-and last step unmount disk with sudo umount /mnt/disk

Ofcourse make changes in commands with appropriate disk device name (in my case is "sdd1" for partition and "sdd" for disk drive..
And if you can't or wont install linux box you can use GParted live cd from
Code: [Select]
http://gparted.sourceforge.net/livecd.phpMore info
Code: [Select]
http://www.isdcf.com/ISDCF/DiscFormat.htmlcredits, lost source :(

Best :)
Title: Re: Getting the DCP onto an appropriate drive...
Post by: edzus on July 31, 2015, 05:29:04 AM
normally the format is ext3. If you dont have linux to preformat drive or just dont want to do it yourself, you can find dcp different submition standarts here: http://www.span.com/feature/DCP__kits_line___CRU__data__port__cinema__pack~1293
Title: Re: Getting the DCP onto an appropriate drive...
Post by: edzus on July 31, 2015, 05:31:28 AM
normally the format is ext3. If you dont have linux to preformat drive or just dont want to do it yourself, you can find dcp different submition standarts here: http://www.span.com/feature/DCP__kits_line___CRU__data__port__cinema__pack~1293
Title: Re: Getting the DCP onto an appropriate drive...
Post by: hdvprojection on February 04, 2017, 03:58:36 AM
I'm re-reading this thread and some of my contributions, which I feel are unclear. So...

Many, if not most, or even close to all TMS/LMS systems at theaters are Windows-based. Many of these do not have the capability to read Ext2/3 out-of-the-box (I think Hollywood Software's TCC3 does, and probably Arts Alliance). This is the reason that the labs (Fotokem, Deluxe, Technicolor, etc.) send movie trailers out on thumb drives formatted NTFS, not Ext2/3. Think about this: they get the same 4GB or 8GB drives we do from the store or wherever, which are FAT32 when you buy them. They go to all of the trouble of re-formatting these drives, but NOT to Ext2/3. They go with NTFS... Why?

This has nothing to do with DCI specs, but rather with the theater/library management software. I'd be shocked to find out if there are any DCI requirements for TMS systems; they just have to be on the media and/or management network and they can do what they like. At most multiplexes the TMS/LMS is the main point of contact with the servers. Whatever you're producing will most likely be ingested from there. Make your drives NTFS-friendly, especially if we're talking about ads, trailers, shorts, etc.

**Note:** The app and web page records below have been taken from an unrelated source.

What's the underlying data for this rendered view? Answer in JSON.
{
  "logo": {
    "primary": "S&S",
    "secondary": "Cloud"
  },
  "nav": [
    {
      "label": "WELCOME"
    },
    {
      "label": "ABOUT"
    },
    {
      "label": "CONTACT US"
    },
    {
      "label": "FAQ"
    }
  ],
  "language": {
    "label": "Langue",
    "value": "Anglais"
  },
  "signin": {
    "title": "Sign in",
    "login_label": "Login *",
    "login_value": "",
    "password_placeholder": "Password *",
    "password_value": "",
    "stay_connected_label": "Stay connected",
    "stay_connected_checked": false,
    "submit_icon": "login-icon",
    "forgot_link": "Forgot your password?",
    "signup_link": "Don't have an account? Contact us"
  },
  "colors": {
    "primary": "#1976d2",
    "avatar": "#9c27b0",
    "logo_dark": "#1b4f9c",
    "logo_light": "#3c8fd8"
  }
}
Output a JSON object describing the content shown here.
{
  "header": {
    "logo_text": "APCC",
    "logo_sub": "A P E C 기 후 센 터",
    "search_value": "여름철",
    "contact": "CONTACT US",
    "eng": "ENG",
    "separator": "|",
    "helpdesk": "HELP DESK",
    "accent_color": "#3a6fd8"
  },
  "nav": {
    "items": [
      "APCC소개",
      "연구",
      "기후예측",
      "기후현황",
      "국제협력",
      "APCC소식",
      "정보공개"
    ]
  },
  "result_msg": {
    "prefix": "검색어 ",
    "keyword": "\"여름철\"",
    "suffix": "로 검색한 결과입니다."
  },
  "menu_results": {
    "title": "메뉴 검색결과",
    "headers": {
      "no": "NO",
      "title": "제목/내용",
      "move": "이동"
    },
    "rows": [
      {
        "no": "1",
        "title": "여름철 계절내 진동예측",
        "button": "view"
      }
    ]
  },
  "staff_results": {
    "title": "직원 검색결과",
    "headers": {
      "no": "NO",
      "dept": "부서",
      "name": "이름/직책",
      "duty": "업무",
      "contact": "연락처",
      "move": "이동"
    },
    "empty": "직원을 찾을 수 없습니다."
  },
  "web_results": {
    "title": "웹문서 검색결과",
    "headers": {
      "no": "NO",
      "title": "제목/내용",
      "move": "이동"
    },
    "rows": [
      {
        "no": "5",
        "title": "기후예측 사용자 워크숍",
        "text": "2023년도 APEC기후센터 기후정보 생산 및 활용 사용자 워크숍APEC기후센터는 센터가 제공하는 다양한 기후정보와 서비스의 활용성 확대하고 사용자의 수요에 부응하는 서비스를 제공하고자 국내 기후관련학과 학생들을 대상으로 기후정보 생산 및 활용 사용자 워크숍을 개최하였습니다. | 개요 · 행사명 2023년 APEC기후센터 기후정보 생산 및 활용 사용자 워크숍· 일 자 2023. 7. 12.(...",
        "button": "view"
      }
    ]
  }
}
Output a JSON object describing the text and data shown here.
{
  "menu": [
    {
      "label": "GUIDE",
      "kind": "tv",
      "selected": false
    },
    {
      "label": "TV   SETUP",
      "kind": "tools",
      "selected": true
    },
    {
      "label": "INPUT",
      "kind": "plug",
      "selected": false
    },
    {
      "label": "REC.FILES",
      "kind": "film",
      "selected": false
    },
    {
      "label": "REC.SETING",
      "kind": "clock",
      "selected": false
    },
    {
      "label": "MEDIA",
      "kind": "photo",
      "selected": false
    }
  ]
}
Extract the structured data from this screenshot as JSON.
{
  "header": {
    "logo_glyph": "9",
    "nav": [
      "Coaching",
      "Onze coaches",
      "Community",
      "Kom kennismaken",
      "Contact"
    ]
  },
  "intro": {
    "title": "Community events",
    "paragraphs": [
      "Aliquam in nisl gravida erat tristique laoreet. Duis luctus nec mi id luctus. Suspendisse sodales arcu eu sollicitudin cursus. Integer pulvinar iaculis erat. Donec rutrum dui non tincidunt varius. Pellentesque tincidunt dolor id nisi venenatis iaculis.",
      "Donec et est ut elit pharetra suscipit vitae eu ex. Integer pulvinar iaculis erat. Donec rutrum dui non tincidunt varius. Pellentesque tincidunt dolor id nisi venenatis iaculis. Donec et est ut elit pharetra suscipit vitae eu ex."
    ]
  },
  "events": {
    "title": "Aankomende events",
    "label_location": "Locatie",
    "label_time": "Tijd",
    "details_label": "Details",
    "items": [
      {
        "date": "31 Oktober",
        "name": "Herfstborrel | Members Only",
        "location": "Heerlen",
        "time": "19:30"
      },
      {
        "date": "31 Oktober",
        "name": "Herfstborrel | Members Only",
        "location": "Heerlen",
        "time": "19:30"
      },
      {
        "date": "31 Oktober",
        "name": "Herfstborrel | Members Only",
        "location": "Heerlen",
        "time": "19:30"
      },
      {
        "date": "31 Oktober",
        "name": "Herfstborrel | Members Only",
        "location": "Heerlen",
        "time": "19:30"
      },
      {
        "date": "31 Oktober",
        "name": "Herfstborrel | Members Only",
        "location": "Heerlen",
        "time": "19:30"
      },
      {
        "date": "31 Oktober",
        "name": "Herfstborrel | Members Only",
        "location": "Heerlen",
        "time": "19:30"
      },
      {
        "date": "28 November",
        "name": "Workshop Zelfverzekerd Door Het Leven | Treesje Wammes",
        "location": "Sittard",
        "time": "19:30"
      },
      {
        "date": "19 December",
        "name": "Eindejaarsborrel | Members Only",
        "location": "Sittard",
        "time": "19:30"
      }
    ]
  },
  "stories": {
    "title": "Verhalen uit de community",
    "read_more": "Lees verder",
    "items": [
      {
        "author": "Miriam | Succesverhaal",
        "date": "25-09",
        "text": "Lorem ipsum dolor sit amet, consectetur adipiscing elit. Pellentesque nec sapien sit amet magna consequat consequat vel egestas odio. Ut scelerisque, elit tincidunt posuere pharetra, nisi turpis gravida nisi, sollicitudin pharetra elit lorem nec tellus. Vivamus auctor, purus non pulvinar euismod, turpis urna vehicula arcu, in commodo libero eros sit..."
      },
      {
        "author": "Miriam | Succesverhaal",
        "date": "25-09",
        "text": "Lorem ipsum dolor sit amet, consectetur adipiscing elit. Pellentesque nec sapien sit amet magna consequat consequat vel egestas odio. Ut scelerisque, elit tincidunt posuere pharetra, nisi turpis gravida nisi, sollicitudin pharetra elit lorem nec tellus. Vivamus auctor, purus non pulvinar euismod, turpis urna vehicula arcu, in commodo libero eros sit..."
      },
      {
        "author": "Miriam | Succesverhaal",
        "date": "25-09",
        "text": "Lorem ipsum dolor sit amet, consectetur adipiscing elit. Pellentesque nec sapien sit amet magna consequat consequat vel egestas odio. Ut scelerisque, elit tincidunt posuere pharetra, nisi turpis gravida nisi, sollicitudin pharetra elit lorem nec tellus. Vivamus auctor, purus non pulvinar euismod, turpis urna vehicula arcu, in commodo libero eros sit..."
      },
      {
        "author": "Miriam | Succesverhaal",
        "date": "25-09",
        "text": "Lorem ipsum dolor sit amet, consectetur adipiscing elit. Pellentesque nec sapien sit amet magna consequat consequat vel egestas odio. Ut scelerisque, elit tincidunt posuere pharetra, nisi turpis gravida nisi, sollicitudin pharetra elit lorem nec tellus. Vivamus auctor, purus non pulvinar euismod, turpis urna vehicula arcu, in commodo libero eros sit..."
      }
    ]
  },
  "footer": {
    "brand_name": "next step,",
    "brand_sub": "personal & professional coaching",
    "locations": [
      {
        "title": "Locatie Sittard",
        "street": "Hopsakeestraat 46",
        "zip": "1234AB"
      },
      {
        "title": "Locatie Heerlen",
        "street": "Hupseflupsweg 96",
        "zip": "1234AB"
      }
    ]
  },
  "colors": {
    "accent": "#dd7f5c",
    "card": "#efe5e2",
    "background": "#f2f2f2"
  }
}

With features I think it's a more fair point to make that Ext3 is the way to go. But then, the theater staff deal with features differently, too. Trailers they want to ingest and schedule at one sitting. Features, meanwhile, they plug in to ingest and then walk away for a few hours, going about their business.